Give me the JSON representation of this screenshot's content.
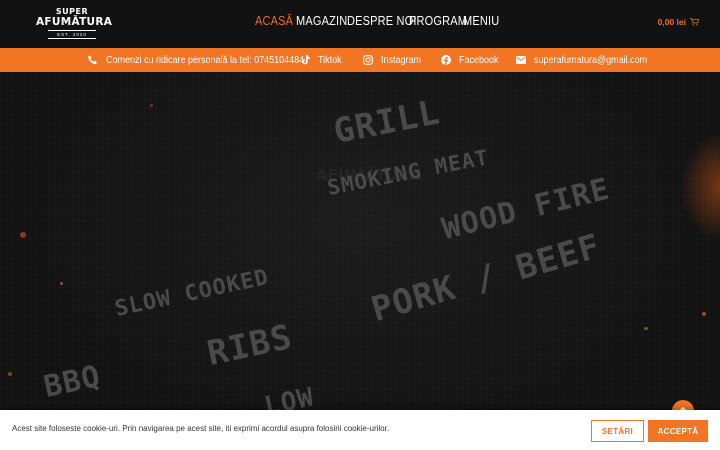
{
  "logo": {
    "line1": "SUPER",
    "line2": "AFUMĂTURA",
    "line3": "EST. 2020"
  },
  "nav": {
    "items": [
      "ACASĂ",
      "MAGAZIN",
      "DESPRE NOI",
      "PROGRAM",
      "MENIU"
    ],
    "active": "ACASĂ"
  },
  "cart": {
    "amount": "0,00 lei",
    "icon": "cart-icon"
  },
  "topbar": {
    "phone": {
      "icon": "phone-icon",
      "text": "Comenzi cu ridicare personală la tel: 0745104484"
    },
    "tiktok": {
      "icon": "tiktok-icon",
      "text": "Tiktok"
    },
    "instagram": {
      "icon": "instagram-icon",
      "text": "Instagram"
    },
    "facebook": {
      "icon": "facebook-icon",
      "text": "Facebook"
    },
    "email": {
      "icon": "envelope-icon",
      "text": "superafumatura@gmail.com"
    }
  },
  "hero": {
    "words": [
      "GRILL",
      "SMOKING MEAT",
      "WOOD FIRE",
      "SLOW COOKED",
      "PORK / BEEF",
      "RIBS",
      "BBQ",
      "LOW"
    ],
    "ghost_text": [
      "AFUMĂTURA"
    ]
  },
  "cookie": {
    "text": "Acest site foloseste cookie-uri. Prin navigarea pe acest site, iti exprimi acordul asupra folosirii cookie-urilor.",
    "settings_label": "SETĂRI",
    "accept_label": "ACCEPTĂ"
  },
  "scroll_top": {
    "icon": "chevron-up-icon"
  },
  "colors": {
    "accent": "#f27524",
    "header_bg": "#121212",
    "hero_bg": "#141414",
    "stencil": "#4a4a4a"
  }
}
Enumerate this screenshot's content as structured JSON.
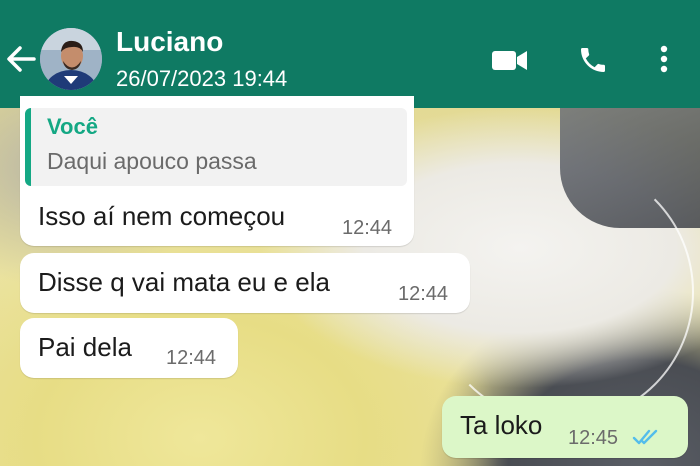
{
  "header": {
    "contact_name": "Luciano",
    "last_seen": "26/07/2023 19:44",
    "icons": [
      "back-arrow-icon",
      "avatar",
      "video-call-icon",
      "phone-call-icon",
      "more-options-icon"
    ],
    "bg_color": "#0f7a63"
  },
  "messages": [
    {
      "direction": "in",
      "quoted_author": "Você",
      "quoted_text": "Daqui apouco passa",
      "text": "Isso aí nem começou",
      "time": "12:44"
    },
    {
      "direction": "in",
      "text": "Disse  q vai mata  eu e ela",
      "time": "12:44"
    },
    {
      "direction": "in",
      "text": "Pai dela",
      "time": "12:44"
    },
    {
      "direction": "out",
      "text": "Ta loko",
      "time": "12:45",
      "status": "read",
      "status_icon": "double-check-icon"
    }
  ],
  "colors": {
    "outgoing_bubble": "#dcf7c8",
    "incoming_bubble": "#ffffff",
    "accent": "#14a884",
    "read_ticks": "#53bdeb"
  }
}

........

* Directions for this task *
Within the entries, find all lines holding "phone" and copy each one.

* Exercise output *
    "phone": {
      "icon": "phone-icon",
      "phone-call-icon",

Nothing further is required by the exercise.